Yonder’s partnership with a number of Axiata telcos in multiple markets is off to a flying start. Yonder’s music bundle is available across a range of tariffs including both pre-paid and post paid. With an already sizeable 300,000 strong subscriber base Yonder users are using markedly more data than users of other music services on the same tariffs. But of most interest from a telco perspective is the much lower rates of churn for Axiata’s Yonder users, on both pre-paid and paid. Though these numbers must be caveated by the fact that Yonder is available on tariffs that appeal to Axiata’s most valuable and loyal customers – a caveat that applies to most music telco bundles. But even with that considered, Yonder users have a fraction of the churn even of other same tariff users that do not have Yonder.

Axiata has demonstrated its belief in Yonder by both taking a 25% stake in Yonder and by committing to launching in another 9 emerging market territories, with further markets in the pipeline.

Axiata, Celcom’s parent company, has demonstrated its belief in Yonder by both taking a 25% stake in Yonder and by committing to launching in another 9 emerging market territories, with further markets in the pipeline.

Curation And Pre-Pay Are Key 

Yonder has four key assets that that have driven success so far:

  1. A curated content offering
  2. A telco optimized business model
  3. A focus on emerging markets
  4. An offering for pre-pay customers

Emerging Markets Are The Next Big Streaming Opportunity

Emerging markets are the next big opportunity for digital music. Western markets dominated the 20th century music industry because it was built on buying units of pre-recorded media and thus skewed towards countries with high levels of disposable income. Now though, as we move into the streaming era, it is consumption that is monetized and thus it is the markets with the biggest populations (typically emerging markets) that represent the bigger opportunity. This realignment of the music industry’s world order won’t happen overnight, and the big western markets will still dominate, but a realignment is taking place. The obvious way to capitalize on this is ad supported (which is YouTube’s big play) and indeed that is where the big numbers will come. But it is telco bundles that will drive the meaningful revenue in these markets because:

  1. telcos have the billing relationships (a crucial asset as credit card penetration is typically low)
  2. telcos can shoulder some or all of the cost to drive data plan uptake and make the music feel like free

Crucially, in order to tap this emerging market opportunity, the standard, premium AYCE offering is not enough. Curation and Pay As You Go (PAYG) bundling are the assets needed to unlock this opportunity and right now Yonder and MusicQubed’s MTV Trax are pretty much the only services bringing this combination to market.

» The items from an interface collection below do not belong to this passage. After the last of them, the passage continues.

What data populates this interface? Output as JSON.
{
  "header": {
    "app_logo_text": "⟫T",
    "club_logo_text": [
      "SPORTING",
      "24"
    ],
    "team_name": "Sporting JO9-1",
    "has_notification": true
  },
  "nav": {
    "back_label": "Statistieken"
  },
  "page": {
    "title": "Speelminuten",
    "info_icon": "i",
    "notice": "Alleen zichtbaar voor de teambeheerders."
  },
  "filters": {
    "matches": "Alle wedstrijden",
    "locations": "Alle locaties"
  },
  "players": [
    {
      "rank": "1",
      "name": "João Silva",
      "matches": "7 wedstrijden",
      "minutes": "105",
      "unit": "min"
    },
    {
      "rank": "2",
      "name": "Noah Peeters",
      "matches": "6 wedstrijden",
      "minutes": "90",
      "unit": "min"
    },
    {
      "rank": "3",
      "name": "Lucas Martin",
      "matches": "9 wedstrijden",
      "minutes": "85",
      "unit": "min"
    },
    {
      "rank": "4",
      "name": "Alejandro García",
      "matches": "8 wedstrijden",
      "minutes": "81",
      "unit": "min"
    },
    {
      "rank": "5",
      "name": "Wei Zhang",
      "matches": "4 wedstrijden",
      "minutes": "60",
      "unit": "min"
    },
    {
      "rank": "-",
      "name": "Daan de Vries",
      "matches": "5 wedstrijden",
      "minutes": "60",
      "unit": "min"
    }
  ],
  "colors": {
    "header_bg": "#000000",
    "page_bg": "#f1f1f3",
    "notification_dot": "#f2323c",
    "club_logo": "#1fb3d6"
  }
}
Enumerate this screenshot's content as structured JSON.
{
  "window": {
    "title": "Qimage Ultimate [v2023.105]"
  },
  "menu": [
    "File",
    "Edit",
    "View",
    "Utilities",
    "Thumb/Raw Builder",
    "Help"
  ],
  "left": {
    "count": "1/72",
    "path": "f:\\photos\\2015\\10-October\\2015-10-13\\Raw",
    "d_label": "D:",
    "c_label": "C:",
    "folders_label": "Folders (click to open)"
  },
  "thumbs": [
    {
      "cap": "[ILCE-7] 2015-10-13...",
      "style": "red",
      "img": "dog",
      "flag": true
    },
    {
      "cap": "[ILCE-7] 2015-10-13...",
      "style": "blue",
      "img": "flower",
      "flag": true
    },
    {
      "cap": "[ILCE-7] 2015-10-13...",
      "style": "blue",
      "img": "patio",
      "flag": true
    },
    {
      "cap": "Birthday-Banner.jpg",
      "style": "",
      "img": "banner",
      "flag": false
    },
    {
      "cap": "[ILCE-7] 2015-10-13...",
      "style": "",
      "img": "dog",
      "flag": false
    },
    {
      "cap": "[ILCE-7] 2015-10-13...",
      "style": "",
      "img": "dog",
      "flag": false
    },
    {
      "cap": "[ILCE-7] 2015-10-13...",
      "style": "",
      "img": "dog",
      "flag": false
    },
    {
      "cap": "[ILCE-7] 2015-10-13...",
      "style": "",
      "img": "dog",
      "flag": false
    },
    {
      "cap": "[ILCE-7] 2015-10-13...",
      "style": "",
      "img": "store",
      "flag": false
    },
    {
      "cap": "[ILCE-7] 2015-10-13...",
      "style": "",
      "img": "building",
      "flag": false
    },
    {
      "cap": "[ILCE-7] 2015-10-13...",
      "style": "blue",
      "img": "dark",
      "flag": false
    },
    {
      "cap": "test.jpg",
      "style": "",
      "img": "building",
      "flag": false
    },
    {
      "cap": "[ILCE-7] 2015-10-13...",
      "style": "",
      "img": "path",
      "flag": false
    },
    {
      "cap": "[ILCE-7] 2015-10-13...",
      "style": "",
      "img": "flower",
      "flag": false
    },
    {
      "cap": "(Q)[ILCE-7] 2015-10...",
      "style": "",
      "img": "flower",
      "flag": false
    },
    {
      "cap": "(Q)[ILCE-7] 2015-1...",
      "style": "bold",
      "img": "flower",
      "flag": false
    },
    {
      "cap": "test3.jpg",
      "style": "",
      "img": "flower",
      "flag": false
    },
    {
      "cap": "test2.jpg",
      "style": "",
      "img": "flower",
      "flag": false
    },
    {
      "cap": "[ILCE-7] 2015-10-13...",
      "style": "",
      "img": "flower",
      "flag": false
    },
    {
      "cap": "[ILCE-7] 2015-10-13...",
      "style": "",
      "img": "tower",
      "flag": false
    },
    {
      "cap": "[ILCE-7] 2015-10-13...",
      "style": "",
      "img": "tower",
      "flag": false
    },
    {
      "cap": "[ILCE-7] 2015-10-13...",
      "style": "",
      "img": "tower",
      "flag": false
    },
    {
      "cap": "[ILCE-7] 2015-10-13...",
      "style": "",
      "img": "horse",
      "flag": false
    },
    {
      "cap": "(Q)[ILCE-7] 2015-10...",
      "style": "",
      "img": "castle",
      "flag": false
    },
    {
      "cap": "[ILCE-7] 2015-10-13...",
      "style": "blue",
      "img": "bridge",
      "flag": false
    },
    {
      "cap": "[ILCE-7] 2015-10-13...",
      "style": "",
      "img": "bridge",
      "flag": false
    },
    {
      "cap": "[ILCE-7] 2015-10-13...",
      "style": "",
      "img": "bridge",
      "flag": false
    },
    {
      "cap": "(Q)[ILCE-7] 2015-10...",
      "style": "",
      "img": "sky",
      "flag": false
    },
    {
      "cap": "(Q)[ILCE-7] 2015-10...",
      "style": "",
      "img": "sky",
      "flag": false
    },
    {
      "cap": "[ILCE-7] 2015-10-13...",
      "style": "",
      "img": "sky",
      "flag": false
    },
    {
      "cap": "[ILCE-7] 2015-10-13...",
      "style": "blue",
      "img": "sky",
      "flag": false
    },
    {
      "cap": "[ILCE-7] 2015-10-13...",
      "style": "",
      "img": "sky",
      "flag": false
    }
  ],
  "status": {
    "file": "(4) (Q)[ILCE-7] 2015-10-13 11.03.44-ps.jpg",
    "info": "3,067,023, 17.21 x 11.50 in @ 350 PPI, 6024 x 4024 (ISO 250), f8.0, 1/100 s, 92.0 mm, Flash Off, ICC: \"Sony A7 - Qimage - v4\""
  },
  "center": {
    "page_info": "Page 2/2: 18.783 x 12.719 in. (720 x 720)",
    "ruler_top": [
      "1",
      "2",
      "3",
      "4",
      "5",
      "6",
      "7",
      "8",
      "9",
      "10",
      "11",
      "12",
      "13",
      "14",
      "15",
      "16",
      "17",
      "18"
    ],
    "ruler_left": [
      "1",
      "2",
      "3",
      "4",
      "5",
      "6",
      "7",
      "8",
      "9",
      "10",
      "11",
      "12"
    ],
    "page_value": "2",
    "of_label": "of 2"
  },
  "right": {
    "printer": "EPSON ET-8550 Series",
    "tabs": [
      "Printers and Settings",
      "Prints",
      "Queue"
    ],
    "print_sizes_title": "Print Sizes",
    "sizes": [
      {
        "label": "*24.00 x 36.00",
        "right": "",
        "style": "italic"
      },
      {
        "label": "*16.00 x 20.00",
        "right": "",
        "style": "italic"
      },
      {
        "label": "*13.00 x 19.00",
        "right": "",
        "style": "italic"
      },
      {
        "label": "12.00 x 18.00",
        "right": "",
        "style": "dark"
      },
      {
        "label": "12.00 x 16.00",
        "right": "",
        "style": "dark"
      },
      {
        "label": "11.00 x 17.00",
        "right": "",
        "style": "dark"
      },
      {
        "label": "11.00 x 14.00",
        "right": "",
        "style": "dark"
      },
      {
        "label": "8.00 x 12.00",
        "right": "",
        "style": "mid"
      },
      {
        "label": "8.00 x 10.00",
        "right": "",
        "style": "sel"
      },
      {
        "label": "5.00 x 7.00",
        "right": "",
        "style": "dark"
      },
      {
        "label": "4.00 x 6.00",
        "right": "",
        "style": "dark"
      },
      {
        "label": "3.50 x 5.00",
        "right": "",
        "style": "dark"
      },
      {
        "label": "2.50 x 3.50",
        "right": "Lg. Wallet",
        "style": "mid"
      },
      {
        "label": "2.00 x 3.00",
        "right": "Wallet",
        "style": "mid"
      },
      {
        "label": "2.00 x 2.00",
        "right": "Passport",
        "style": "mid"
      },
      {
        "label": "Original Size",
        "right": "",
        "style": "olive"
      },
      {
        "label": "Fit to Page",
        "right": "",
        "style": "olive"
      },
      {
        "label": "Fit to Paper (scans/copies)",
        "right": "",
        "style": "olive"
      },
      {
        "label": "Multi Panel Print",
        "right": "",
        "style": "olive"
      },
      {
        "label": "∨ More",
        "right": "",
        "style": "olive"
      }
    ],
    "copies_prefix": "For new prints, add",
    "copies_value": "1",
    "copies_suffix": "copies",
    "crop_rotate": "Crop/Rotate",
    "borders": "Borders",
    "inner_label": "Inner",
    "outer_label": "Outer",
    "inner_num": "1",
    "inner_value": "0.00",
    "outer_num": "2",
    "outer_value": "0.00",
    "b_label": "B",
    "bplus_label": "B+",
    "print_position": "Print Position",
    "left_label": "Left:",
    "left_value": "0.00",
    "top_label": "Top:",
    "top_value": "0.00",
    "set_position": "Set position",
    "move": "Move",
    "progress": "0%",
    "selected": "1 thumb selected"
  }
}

2016 is already proving to be a big year for the big streaming services, but with finite remaining growth opportunity remaining in developed markets, the really interesting long term growth lies in PAYG and emerging markets.

The telco music market statistics quoted in this report are featured in the MIDiA report ‘Telco Music Strategy: Ironing Out The Strategic Kinks As Objectives Evolve’ which is available to MIDiA subscribers and can also be bought individually on the MIDiA report store herebought individually on the MIDiA report store here

This post was amended on June 28th

Soundcloud, Amazon, Tidal: Streaming’s Other Runners

Apple, Spotify and YouTube have all been grabbing the streaming headlines of late, albeit for different reasons. While these companies will continue to set the pace over the next couple of years (again, for different reasons) there is much more to the streaming market than these three. Here’s what three of the other main streaming contenders have been up to in recent weeks:

Click here to read the full post on the MIDiA blog